### EXERCISE:
A faithful copy of the data is what is wanted, minus any pictures.

(Stored dataset items)
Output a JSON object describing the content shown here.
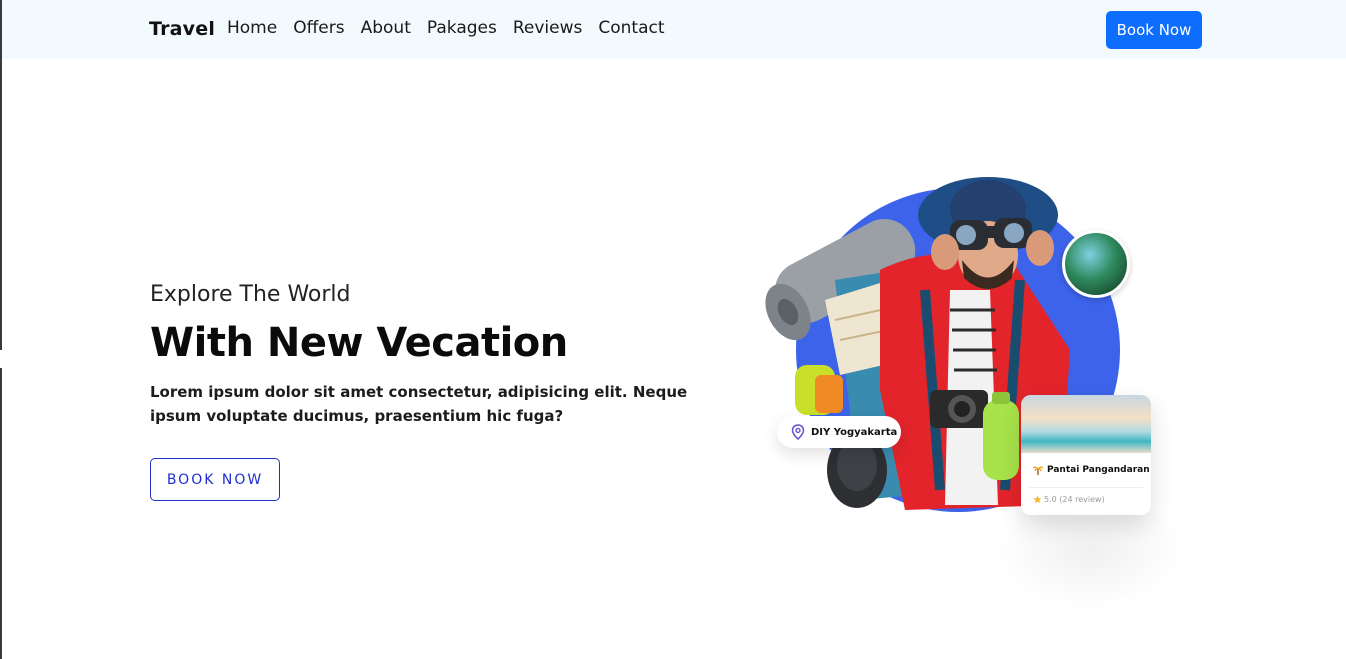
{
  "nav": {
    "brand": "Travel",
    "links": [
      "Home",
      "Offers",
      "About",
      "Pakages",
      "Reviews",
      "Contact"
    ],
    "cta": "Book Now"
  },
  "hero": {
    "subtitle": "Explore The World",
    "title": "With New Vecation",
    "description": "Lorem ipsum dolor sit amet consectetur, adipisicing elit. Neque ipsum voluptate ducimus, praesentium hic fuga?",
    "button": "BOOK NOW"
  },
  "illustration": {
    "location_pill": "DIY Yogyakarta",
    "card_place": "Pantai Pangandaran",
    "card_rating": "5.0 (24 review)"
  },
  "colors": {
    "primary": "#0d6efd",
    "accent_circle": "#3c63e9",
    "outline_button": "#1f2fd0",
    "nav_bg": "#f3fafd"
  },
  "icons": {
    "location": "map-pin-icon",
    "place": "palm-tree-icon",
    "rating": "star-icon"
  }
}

### SOLUTION FOR THIS PROBLEM:
Output a JSON object describing the content shown here.
{
  "nav": {
    "brand": "Travel",
    "links": [
      "Home",
      "Offers",
      "About",
      "Pakages",
      "Reviews",
      "Contact"
    ],
    "cta": "Book Now"
  },
  "hero": {
    "subtitle": "Explore The World",
    "title": "With New Vecation",
    "description": "Lorem ipsum dolor sit amet consectetur, adipisicing elit. Neque ipsum voluptate ducimus, praesentium hic fuga?",
    "button": "BOOK NOW"
  },
  "illustration": {
    "location_pill": "DIY Yogyakarta",
    "card_place": "Pantai Pangandaran",
    "card_rating": "5.0 (24 review)"
  },
  "colors": {
    "primary": "#0d6efd",
    "accent_circle": "#3c63e9",
    "outline_button": "#1f2fd0",
    "nav_bg": "#f3fafd"
  },
  "icons": {
    "location": "map-pin-icon",
    "place": "palm-tree-icon",
    "rating": "star-icon"
  }
}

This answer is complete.